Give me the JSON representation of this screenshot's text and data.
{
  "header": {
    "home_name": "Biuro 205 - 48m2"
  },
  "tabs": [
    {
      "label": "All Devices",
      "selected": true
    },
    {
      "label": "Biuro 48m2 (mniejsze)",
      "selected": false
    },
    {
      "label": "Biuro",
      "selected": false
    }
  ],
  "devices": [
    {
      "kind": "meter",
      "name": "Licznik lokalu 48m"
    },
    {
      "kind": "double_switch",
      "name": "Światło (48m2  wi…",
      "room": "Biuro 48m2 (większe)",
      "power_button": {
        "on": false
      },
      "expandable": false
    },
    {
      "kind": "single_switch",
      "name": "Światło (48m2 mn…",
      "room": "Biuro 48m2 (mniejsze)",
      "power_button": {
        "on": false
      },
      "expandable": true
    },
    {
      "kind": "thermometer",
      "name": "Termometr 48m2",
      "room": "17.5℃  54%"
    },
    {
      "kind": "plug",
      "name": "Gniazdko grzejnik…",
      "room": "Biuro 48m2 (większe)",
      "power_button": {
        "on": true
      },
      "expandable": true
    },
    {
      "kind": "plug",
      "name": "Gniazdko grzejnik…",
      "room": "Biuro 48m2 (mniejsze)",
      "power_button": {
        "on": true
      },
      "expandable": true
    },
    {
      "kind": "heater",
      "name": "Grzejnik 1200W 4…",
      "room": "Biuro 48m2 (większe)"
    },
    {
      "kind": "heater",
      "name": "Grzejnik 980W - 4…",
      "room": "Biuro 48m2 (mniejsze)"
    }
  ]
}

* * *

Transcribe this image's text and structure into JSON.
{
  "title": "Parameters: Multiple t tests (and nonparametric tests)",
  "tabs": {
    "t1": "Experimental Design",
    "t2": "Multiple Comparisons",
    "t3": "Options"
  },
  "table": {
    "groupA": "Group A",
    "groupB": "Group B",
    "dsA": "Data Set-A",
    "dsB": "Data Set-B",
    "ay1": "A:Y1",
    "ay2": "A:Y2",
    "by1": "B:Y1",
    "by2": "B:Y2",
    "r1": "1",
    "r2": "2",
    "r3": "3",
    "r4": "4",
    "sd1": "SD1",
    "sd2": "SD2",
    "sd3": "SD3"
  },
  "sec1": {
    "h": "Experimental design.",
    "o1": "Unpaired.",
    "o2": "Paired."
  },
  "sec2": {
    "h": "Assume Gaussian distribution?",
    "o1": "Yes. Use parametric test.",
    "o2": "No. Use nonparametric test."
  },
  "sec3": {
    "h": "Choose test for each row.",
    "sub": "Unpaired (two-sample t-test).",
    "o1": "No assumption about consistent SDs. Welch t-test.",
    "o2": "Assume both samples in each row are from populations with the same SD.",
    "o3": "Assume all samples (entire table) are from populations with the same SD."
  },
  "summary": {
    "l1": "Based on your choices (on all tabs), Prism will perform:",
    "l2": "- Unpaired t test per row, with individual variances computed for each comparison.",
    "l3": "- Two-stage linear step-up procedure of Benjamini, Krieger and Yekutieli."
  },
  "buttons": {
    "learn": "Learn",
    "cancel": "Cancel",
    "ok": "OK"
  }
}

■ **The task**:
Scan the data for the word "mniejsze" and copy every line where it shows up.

■ **Result for this exercise**:
      "label": "Biuro 48m2 (mniejsze)",
      "room": "Biuro 48m2 (mniejsze)",
      "room": "Biuro 48m2 (mniejsze)",
      "room": "Biuro 48m2 (mniejsze)"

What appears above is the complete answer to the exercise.